• Instructions to follow
Go through the lines of the material and tally those with the string "chrome"; reply with the number alone.

• Study material
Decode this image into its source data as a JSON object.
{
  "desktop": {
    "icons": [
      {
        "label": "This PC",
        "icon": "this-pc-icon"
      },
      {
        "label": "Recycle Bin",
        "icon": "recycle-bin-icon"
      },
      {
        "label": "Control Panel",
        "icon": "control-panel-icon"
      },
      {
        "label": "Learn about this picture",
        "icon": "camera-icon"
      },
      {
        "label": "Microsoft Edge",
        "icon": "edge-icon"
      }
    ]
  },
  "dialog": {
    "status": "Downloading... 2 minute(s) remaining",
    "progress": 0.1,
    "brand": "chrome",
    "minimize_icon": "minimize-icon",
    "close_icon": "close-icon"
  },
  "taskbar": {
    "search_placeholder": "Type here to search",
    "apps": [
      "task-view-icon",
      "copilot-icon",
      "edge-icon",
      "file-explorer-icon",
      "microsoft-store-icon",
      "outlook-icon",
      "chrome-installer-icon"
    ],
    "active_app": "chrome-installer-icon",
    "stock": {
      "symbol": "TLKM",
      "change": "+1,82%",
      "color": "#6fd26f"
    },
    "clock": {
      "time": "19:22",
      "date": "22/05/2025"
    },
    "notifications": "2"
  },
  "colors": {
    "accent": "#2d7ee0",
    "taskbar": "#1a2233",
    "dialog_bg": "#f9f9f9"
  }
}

• Result
3